The Importance and Evolution of Repertoire in the Arts

Repertoire, a term widely used across various artistic disciplines, refers to the collection of works an artist, musician, or ensemble is prepared to perform. This concept plays a critical role in the development, sustenance, and progression of artistic expression. From classical music to theater, dance, and even contemporary performance art, the repertoire serves as both a historical record and a living, evolving body of work.

Historical Significance

The origin of the term “repertoire” dates back to the Latin word “repertorium,” meaning an inventory or list. Historically, a repertoire was essential for performers to showcase their range and versatility. For instance, in classical music, a pianist’s repertoire might include repertoire compositions from different eras—Baroque, Classical, Romantic, and Contemporary—demonstrating their technical skill and interpretative ability.

In theater, a repertory company traditionally performed a rotating selection of plays, allowing actors to develop a broad skill set and audiences to experience a variety of works. Shakespearean plays, Greek tragedies, and modern dramas all became part of the collective cultural repertoire, reflecting societal values, historical contexts, and human experiences.

Evolution and Expansion

As the arts evolved, so did the concept of repertoire. The 20th century saw an explosion of genres and styles, expanding traditional boundaries. In music, genres like jazz, rock, and electronic music developed their own repertoires.
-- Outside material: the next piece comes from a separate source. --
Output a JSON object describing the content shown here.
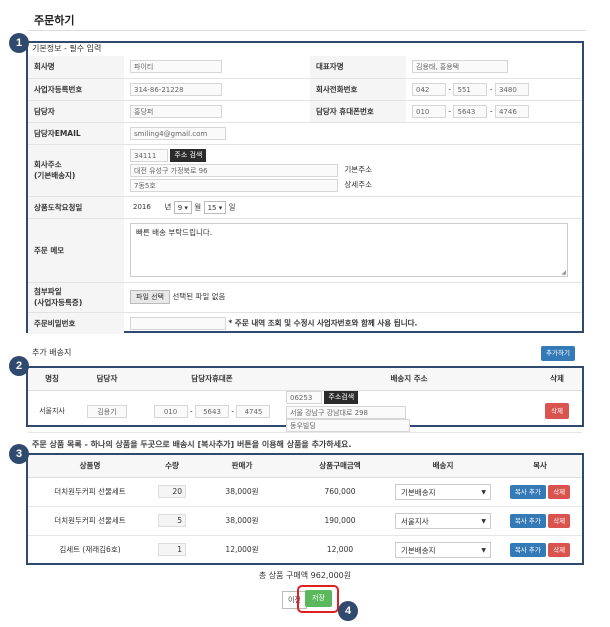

The inclusion of diverse cultural influences and the blending of traditional and modern elements became more prevalent.

Contemporary dance companies, for example, often include works that range from classical ballet to avant-garde pieces, emphasizing innovation and diversity. This evolution reflects a broader trend towards inclusivity and representation in the arts, recognizing the contributions of artists from various backgrounds and cultures.

Building and Maintaining a Repertoire

For individual artists and ensembles, building a repertoire is a dynamic process. It involves selecting works that showcase their strengths, resonate with audiences, and push the boundaries of their artistic capabilities. This process often requires a deep understanding of the historical and cultural context of each piece, technical proficiency, and creative interpretation.

Maintaining a repertoire involves continuous practice, refinement, and sometimes re-imagination of works. For instance, a violinist might revisit a Bach sonata multiple times throughout their career, each performance reflecting their growth and new insights. Similarly, theater companies might reinterpret classic plays to reflect contemporary themes and societal issues.

The Role of Repertoire in Education

In arts education, the repertoire is foundational. Students are introduced to a wide range of works to develop their technical skills, artistic sensibility, and historical knowledge. Learning a standard repertoire is often part of the curriculum in music conservatories, dance schools, and theater programs. This not only prepares students for professional careers but also ensures the preservation and transmission of cultural heritage.

The Repertoire in the Digital Age

The digital age has transformed how repertoire is accessed, shared, and expanded. Digital platforms and streaming services have made a vast array of works readily available to a global audience. This accessibility has democratized the arts, allowing for greater exposure and appreciation of diverse repertoires.

Moreover, technology has enabled new forms of collaboration and creativity. Virtual performances, digital archives, and interactive platforms have expanded the possibilities for repertoire building and performance. Artists can now engage with audiences in innovative ways, creating a dynamic and interactive cultural landscape.


Repertoire remains a vital aspect of the arts, serving as a bridge between the past, present, and future. It reflects the richness and diversity of human expression, providing a platform for artists to explore, innovate, and connect with audiences. As the arts continue to evolve, the repertoire will undoubtedly adapt, reflecting the ever-changing landscape of cultural and artistic expression.